A 12-year-old girl in India was allegedly kidnapped while on her way to school and raped at knife point on Tuesday (15 August), the country's Independence Day.

Police said the "traumatised girl" was raped around 8.15am (2.15pm BST), as she walked to school in Chandigarh, the capital of the northern state of Punjab. She "entered the park from the back gate" when she was confronted by a man armed with a knife, according to police.

The child told her parents about the attack as soon as she got home and was taken to the hospital for a medical examination.

Police are checking CCTV for clues and have launched an investigation.

The horrific crime happened just one day after women in Chandigarh held a candlelight march demanding that police and the government ensure their safety in public places.

Hundreds of women joined the 'Reclaim the Streets' march after DJ Varnika Kundu wrote about her chilling ordeal being chased through the streets of Chandigarh by two men, including the son of a prominent Indian politician.

Kundu said she was "chased and almost kidnapped" and that she was "not lying raped and murdered in a ditch somewhere" only because police quickly responded to her call.

After Kundu's Facebook post about the incident went viral, a senior Indian politician said she should not have been out so late and blamed the DJ for what had happened.

His comments sparked outrage and prompted women around India to share pictures of themselves enjoying a night out along with the caption #AintnoCinderella.

Several politicians allegedly tried to get police to drop the complaint brought by Kundu, according to local media. The only reason police did not succumb to that pressure is because Kundu's father is a senior bureaucrat, Aruna Kashyap, senior counsel for women's rights at Human Rights Watch, told IBTimes UK.

"Every politician who attempted to interfere with police discharging their duties in Kundu's case should face disciplinary and criminal penalties.

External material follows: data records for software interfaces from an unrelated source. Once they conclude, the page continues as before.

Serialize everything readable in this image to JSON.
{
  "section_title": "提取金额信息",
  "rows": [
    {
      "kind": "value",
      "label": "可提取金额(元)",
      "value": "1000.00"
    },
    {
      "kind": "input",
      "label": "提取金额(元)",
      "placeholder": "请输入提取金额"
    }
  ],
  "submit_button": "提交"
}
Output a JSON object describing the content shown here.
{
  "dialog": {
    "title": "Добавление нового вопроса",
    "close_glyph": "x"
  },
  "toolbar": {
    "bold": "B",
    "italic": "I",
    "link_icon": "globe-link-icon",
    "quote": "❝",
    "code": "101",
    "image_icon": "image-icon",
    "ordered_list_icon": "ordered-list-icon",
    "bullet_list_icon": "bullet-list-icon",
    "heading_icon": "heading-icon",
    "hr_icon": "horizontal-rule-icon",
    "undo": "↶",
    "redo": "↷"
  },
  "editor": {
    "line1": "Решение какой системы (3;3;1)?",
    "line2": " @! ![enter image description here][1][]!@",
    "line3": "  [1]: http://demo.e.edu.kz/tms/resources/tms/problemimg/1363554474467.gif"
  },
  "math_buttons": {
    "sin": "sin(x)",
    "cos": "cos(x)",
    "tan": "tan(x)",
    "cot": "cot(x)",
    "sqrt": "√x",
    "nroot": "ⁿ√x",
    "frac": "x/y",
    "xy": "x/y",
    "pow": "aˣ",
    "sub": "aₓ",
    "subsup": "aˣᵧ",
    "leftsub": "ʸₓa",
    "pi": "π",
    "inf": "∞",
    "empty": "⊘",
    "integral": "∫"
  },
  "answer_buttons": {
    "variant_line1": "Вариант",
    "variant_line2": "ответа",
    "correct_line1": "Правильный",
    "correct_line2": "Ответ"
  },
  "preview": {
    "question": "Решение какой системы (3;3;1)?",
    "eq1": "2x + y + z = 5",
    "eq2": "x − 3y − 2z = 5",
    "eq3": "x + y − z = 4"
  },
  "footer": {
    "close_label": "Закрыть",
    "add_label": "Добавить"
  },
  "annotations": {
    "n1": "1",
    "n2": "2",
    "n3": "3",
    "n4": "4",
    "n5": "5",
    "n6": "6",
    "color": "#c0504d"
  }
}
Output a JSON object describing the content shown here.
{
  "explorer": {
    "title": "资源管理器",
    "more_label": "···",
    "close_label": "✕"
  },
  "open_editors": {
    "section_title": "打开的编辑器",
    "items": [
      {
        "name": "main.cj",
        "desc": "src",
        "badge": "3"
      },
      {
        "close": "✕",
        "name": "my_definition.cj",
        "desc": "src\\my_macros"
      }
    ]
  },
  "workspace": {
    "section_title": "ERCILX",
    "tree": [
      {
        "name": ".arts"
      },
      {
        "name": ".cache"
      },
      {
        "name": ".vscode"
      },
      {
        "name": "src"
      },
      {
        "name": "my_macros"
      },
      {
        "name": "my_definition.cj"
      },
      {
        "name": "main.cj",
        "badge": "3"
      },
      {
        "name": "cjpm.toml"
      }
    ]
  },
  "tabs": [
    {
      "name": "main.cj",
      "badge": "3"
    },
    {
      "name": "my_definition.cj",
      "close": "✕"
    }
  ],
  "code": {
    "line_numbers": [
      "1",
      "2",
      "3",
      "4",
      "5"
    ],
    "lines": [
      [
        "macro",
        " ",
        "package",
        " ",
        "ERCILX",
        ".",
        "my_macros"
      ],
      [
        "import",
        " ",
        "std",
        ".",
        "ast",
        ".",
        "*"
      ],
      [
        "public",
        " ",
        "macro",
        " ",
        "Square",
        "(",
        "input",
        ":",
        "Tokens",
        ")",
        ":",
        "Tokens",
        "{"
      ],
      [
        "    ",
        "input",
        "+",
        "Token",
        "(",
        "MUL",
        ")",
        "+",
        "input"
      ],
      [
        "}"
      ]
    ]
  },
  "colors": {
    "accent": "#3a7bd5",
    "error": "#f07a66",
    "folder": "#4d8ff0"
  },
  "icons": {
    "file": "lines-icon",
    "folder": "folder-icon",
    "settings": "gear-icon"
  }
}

This is only way the rot in the criminal justice system can be begin to be cleaned," she said.

The Indian government promised to tackle the pervasive issue of sexual violence following the brutal gang rape of 23-year-old student Jyoti Singh in Delhi in 2012, but activists say more must be done to hold rapists accountable and encourage victims to come forward, without fearing retribution or blame.

Kashyap called on Indian authorities to support initiatives focused on creating safe public spaces for women and girls and said that so far the government had "done little to take on this challenge".

She added that it was vital that sex education classes become mandatory at all schools.

"Teaching boys and men about consent, power, gender equality, love, consensual sex and reproductive choices is critical to building a society that understands and respects women's bodies," Kashyap said.

rape protest India
Demonstrators call on government to do more to tackle prevalent issue of rape and sexual violence in India at protest on 29 February 2016 REUTERS/Anindito Mukherjee